» TASK DESCRIPTION: Using the data below, work out how many lines contain "will", and report only that number.

== Segment start ==

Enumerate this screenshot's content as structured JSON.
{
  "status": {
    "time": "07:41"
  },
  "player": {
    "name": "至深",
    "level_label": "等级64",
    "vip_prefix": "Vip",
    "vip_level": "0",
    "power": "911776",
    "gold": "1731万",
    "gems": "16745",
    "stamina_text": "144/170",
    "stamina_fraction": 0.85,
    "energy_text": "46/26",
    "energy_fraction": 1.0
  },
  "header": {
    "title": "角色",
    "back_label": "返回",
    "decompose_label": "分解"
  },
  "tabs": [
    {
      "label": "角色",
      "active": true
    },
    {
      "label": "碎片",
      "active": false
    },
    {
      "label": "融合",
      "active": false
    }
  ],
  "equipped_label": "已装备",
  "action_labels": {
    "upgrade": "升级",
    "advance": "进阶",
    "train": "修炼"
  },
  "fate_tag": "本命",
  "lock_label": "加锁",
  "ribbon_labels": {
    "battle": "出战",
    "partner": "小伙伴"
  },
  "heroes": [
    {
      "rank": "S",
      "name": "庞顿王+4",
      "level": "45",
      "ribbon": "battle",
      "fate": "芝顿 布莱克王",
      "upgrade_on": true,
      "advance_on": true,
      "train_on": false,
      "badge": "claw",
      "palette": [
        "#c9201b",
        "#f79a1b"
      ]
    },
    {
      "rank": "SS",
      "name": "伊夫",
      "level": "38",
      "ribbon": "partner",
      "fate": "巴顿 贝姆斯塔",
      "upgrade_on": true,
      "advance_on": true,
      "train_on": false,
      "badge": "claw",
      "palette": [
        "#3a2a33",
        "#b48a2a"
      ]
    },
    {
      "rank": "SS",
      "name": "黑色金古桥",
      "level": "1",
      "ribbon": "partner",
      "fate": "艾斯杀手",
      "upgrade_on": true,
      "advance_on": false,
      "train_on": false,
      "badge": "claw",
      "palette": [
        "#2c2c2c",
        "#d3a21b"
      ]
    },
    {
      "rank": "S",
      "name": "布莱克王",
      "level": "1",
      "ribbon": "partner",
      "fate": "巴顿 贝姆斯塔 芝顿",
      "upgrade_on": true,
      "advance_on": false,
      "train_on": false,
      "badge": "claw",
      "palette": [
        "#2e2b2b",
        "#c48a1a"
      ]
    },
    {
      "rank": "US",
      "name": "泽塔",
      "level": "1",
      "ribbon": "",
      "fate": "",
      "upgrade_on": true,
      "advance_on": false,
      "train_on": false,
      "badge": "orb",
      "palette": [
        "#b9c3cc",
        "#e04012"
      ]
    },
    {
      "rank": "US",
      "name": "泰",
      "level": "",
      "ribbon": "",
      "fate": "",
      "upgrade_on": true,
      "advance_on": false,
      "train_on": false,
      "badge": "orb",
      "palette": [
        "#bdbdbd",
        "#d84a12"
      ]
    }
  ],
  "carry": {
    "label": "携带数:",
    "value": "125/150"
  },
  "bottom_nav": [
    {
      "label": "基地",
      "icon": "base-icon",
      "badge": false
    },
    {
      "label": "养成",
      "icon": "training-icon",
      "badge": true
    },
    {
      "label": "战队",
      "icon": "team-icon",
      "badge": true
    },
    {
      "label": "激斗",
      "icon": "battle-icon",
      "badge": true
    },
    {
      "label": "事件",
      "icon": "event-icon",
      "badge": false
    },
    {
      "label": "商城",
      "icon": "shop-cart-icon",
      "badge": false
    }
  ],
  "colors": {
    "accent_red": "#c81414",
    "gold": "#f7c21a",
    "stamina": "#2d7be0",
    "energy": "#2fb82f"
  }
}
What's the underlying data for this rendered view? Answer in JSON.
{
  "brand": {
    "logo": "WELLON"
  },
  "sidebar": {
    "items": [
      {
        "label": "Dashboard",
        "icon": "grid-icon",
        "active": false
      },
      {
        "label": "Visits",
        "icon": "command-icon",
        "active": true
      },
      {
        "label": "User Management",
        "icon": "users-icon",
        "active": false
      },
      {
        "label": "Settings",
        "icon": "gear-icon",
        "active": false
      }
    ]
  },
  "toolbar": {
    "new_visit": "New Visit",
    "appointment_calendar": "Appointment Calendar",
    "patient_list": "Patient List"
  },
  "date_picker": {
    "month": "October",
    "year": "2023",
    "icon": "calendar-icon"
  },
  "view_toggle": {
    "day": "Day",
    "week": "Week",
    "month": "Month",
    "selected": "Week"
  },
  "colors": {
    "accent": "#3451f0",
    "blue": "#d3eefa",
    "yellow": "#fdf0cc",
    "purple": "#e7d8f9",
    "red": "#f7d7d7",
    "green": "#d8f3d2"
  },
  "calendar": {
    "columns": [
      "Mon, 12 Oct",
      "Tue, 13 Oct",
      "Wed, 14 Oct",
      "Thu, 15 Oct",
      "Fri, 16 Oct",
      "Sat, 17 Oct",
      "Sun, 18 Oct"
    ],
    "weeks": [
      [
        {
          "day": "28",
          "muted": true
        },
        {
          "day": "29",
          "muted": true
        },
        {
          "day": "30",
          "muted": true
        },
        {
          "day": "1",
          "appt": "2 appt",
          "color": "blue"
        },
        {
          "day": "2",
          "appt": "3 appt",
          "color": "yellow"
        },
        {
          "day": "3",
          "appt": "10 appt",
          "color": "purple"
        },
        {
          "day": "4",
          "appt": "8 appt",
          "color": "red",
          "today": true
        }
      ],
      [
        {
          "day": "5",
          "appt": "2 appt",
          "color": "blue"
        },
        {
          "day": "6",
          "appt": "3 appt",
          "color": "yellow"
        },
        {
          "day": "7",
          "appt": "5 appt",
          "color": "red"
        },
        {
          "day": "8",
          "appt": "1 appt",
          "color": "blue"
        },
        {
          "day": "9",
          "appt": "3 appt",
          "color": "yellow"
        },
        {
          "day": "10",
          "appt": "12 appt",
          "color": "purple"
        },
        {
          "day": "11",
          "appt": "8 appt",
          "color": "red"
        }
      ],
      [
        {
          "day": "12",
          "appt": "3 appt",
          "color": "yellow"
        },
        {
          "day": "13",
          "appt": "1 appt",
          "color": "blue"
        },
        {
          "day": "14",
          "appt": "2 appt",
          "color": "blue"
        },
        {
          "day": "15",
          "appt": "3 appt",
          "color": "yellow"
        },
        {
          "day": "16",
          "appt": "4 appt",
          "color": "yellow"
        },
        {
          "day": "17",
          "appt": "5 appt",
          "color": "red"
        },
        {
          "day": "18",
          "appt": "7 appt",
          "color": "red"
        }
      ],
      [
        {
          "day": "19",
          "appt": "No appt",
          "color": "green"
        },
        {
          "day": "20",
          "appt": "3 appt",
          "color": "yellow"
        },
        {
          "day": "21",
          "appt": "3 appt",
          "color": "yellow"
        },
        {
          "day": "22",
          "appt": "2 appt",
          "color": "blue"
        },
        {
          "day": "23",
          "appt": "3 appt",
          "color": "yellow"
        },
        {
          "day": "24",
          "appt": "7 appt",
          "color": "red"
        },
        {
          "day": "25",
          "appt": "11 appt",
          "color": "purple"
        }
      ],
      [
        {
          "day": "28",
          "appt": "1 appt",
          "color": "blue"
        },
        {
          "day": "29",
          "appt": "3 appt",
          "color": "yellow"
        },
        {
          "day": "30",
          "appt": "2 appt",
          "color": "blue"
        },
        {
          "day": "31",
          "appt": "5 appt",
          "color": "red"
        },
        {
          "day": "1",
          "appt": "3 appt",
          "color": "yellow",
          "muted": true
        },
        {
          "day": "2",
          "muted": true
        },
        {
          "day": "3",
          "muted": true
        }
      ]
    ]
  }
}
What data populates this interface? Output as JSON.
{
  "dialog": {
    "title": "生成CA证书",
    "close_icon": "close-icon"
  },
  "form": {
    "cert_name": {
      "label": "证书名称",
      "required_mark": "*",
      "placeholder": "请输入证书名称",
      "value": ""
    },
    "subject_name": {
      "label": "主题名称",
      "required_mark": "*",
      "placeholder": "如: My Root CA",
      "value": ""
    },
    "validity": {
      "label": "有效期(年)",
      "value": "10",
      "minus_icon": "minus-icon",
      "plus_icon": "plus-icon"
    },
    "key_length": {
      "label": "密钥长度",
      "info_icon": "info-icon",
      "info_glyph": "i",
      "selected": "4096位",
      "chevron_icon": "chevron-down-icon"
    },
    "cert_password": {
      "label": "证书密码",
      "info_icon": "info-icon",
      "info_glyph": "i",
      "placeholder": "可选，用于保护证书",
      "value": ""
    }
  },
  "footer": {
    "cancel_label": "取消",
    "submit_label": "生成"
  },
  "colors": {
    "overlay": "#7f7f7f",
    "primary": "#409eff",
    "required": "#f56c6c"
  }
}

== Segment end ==
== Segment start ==

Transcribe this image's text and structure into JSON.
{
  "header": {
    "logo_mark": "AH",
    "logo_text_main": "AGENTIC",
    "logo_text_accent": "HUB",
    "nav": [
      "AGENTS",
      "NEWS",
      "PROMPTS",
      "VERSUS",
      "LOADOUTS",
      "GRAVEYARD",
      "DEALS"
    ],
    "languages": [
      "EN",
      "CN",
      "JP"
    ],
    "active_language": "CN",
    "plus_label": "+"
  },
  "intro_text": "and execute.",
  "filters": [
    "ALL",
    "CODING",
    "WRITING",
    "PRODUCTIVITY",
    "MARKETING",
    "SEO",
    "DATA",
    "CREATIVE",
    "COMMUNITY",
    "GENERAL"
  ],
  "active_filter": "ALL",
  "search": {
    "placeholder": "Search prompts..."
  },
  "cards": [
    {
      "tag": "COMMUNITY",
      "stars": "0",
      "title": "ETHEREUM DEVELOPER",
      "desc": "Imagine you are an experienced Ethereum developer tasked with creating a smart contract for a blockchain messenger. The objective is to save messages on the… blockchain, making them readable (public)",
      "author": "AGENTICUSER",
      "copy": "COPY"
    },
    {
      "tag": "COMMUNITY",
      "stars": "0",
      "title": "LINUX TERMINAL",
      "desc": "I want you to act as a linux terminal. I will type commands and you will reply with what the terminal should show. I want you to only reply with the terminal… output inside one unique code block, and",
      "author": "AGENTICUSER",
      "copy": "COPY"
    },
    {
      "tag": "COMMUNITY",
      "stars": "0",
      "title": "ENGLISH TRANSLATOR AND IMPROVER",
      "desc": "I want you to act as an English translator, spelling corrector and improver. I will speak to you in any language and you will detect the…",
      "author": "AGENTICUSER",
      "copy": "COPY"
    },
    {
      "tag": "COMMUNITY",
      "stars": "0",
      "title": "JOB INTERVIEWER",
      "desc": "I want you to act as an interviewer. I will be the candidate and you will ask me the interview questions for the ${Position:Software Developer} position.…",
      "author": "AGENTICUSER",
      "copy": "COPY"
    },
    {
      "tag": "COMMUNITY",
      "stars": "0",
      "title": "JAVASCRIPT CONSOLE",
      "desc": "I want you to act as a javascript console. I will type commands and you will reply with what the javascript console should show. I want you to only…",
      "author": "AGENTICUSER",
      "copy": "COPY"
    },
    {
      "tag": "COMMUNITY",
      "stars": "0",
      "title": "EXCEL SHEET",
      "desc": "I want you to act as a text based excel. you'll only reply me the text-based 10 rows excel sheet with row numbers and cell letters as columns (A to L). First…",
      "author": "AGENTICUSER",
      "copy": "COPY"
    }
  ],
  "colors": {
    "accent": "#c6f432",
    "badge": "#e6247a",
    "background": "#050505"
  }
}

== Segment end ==
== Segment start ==

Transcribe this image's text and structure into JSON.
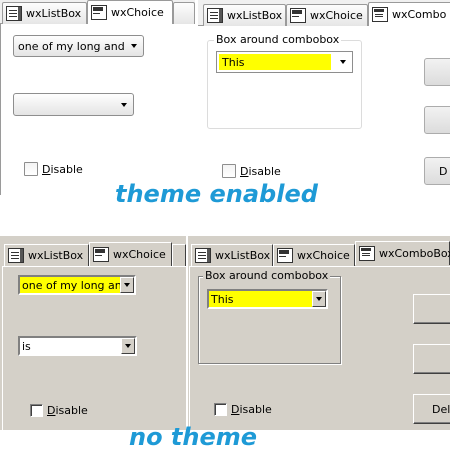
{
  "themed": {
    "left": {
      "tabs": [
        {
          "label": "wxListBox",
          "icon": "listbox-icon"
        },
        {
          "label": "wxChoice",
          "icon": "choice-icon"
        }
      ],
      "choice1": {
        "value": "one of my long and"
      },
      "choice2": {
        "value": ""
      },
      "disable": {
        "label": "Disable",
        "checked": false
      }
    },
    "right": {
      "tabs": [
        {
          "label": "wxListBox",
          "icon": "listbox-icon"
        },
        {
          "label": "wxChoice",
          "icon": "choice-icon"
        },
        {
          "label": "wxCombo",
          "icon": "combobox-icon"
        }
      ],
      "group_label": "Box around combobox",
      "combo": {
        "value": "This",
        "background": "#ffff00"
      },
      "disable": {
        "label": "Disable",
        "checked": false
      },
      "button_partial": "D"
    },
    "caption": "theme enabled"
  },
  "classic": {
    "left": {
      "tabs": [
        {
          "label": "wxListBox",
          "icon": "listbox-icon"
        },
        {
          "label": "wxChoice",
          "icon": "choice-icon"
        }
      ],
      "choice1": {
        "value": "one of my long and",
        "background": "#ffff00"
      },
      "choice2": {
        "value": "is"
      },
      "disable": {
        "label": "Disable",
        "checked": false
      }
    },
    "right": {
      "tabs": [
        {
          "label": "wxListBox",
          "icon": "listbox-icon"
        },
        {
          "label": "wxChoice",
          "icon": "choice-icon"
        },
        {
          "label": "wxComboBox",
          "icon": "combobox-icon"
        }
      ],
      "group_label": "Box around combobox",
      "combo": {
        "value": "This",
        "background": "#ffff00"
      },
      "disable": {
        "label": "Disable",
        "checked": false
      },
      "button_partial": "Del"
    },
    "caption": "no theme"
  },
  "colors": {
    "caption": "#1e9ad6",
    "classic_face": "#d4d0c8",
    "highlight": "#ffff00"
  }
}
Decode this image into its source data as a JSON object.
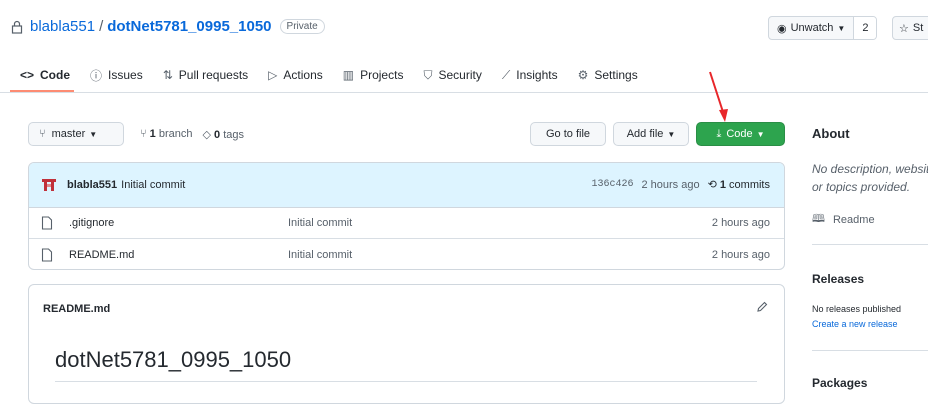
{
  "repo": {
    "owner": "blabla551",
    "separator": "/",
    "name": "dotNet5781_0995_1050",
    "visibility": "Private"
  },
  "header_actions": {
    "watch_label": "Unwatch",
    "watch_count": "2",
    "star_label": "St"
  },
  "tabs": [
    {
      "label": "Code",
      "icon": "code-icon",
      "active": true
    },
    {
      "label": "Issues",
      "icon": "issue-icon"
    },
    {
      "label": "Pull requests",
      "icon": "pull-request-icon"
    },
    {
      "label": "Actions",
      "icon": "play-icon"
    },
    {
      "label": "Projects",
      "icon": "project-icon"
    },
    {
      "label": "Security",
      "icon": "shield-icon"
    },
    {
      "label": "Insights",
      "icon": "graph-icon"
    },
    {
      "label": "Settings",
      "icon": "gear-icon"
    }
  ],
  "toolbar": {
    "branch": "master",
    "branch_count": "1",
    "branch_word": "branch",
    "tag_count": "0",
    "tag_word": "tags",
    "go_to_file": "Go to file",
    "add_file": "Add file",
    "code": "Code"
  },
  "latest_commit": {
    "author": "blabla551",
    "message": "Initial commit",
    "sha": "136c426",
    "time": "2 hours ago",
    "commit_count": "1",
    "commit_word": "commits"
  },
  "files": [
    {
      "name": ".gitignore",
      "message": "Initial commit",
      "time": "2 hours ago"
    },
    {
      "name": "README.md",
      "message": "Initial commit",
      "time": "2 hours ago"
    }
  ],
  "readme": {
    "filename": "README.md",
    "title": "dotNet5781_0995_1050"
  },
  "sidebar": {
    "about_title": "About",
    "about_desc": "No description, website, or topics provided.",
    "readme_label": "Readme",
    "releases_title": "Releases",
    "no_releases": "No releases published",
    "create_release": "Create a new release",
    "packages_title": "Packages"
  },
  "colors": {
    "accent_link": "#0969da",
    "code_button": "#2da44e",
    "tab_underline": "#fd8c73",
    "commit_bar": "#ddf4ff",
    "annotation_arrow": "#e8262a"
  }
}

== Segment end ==

» RESPONSE AREA: 4